Author:
Propst, D. L., Gido, K. B., Whitney, J. E., Gilbert, E. I., Pilger, T. J., Monié, A. M., Paroz, Y. M., Wick, J. M., Monzingo, J. A., Myers, D. M.
Source:
River research and applications 2015 v.31 no.6 pp. 692-703
ISSN:
1535-1459
Subject:
Ameiurus, Meda fulgida, Micropterus dolomieu, Oncorhynchus mykiss, Pylodictis olivaris, Salmo trutta, fish, habitat destruction, indigenous species, introduced species, predators, rivers, streams, temporal variation, New Mexico
Abstract:

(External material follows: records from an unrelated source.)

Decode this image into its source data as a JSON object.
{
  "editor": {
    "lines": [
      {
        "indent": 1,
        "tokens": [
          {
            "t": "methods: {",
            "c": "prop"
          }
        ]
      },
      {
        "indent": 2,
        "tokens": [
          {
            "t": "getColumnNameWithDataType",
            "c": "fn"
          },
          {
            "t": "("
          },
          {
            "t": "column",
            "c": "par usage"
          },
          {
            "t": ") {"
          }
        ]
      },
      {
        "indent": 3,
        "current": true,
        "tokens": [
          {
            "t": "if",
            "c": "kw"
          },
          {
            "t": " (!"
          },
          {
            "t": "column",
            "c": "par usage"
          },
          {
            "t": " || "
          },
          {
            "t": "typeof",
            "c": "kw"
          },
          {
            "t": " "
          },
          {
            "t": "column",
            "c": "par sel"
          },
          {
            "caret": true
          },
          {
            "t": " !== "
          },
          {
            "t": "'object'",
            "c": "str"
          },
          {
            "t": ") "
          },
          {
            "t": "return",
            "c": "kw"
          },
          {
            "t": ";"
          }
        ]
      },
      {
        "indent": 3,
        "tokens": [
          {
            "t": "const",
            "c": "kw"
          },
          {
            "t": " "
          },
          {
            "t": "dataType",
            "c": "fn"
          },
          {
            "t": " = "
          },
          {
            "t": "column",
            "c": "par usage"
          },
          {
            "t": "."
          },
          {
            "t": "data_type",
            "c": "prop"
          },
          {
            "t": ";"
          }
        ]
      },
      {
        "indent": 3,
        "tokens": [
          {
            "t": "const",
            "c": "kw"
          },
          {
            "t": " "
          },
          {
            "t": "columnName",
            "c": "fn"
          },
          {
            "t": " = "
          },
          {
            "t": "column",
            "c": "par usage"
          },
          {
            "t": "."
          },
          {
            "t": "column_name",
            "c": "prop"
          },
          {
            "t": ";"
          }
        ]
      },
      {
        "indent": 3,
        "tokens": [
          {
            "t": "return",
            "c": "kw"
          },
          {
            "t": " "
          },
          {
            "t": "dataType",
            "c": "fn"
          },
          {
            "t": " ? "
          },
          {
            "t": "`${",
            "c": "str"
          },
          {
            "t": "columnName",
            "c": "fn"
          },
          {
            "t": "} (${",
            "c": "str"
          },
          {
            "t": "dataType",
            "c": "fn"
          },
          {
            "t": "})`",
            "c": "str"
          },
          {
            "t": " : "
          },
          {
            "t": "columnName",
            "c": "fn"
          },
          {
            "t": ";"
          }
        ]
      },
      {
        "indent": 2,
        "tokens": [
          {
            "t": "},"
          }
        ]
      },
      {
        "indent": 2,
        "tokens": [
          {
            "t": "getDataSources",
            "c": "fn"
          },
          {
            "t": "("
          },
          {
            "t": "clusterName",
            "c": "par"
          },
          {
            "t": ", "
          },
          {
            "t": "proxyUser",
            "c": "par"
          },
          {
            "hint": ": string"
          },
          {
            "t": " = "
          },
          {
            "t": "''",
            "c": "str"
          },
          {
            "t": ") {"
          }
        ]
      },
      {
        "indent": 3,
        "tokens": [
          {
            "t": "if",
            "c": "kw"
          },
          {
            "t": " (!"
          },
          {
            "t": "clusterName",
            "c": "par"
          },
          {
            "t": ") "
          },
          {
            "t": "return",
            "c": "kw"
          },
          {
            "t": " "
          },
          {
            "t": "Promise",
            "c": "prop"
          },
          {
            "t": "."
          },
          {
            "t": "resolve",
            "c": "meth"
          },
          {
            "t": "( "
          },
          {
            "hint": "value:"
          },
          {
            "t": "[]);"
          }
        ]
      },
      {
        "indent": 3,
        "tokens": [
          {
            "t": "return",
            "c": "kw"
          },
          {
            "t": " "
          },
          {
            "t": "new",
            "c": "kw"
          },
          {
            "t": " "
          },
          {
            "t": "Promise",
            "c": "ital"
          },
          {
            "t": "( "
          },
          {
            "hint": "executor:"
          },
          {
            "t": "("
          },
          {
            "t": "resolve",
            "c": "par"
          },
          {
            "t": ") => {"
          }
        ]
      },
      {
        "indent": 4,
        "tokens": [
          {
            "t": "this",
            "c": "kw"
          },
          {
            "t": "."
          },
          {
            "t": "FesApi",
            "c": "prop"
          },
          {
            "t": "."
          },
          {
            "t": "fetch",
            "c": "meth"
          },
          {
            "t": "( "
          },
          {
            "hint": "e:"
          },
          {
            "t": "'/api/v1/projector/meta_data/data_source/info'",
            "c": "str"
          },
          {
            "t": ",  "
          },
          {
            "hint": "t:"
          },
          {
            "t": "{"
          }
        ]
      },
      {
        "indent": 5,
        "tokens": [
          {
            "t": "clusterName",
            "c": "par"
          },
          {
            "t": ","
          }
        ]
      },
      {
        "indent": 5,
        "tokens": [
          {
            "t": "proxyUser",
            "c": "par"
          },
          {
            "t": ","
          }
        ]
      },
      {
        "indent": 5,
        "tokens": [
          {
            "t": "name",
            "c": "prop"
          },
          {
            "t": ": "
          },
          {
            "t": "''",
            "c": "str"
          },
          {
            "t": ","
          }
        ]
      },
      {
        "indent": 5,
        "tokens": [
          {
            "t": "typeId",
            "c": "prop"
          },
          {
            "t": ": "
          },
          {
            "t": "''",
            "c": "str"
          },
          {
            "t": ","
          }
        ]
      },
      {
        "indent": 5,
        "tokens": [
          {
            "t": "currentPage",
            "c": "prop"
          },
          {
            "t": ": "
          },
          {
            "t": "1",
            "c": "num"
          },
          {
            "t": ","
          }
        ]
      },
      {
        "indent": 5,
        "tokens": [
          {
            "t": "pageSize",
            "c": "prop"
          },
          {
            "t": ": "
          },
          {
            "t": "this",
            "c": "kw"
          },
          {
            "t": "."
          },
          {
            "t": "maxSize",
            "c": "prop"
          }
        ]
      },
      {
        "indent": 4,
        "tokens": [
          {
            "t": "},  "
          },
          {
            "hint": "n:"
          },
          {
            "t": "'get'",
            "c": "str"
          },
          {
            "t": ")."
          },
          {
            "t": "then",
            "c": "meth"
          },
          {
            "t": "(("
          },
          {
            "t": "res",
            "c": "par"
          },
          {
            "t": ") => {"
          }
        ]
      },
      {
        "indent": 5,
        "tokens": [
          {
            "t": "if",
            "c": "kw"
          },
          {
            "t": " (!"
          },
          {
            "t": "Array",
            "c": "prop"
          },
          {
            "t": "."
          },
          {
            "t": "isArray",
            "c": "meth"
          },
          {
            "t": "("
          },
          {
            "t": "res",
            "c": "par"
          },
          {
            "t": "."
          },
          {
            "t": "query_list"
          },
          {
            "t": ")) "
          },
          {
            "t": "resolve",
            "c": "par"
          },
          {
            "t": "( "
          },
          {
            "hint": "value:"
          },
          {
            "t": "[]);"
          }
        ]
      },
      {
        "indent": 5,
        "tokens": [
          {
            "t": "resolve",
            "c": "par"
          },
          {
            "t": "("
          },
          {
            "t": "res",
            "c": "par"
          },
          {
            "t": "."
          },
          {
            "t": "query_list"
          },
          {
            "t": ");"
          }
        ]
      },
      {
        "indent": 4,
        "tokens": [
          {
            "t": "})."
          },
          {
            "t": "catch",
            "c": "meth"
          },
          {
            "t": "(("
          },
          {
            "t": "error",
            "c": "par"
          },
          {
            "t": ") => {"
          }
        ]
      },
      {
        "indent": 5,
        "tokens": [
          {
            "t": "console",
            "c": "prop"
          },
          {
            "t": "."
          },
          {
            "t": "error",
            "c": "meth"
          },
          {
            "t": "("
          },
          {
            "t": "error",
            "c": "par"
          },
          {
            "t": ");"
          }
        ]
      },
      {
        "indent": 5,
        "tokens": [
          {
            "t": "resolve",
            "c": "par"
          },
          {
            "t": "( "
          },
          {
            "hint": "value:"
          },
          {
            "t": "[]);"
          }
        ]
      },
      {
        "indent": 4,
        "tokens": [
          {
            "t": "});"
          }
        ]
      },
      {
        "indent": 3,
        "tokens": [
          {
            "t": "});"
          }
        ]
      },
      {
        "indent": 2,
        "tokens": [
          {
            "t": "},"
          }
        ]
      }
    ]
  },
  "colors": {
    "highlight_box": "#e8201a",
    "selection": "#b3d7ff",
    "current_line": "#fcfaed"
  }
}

Native fish faunas throughout the American Southwest have declined dramatically in the past century, mainly a consequence of habitat alteration and alien species introductions. We initiated this 6‐year study to evaluate the efficacy of mechanical removal of nonnative predaceous rainbow trout Oncorhynchus mykiss, brown trout Salmo trutta, yellow bullhead Ameiurus natalis and smallmouth bass Micropterus dolomieu from an open 4.6‐km reach of West Fork Gila River in southwest New Mexico, USA. Removal efforts involved intensive sampling with a 10‐ to 12‐person crew using backpack electrofishers and seines to capture fish over a 4‐ to 5‐day period each year. Additionally, two reference sites were sampled with similar methods to compare temporal changes in species mass in the absence of a removal effort. Results were mixed. Mass of yellow bullhead, rainbow trout and brown trout declined in the removal reach from 2007 through 2012, but there was no change in smallmouth bass. Concurrently, mass of Rainbow trout, yellow bullhead and smallmouth bass did not change at reference sites, but brown trout mass declined, indicating factors other than removal were driving abundance of brown trout. Occurrence of several large flathead catfish Pylodictis olivaris in the removal reach in 2012 changed what would have been a decline in overall nonnative mass to no change over the course of the study. Spikedace Meda fulgida was the only native species positively responding to predator removal. Results of this study suggest that with moderate effort and resources applied systematically, mechanical removal can benefit some native fish species, but movement of problem species from surrounding areas into removal reaches necessitates continued control efforts. Copyright © 2014 John Wiley & Sons, Ltd.
Agid:
3470672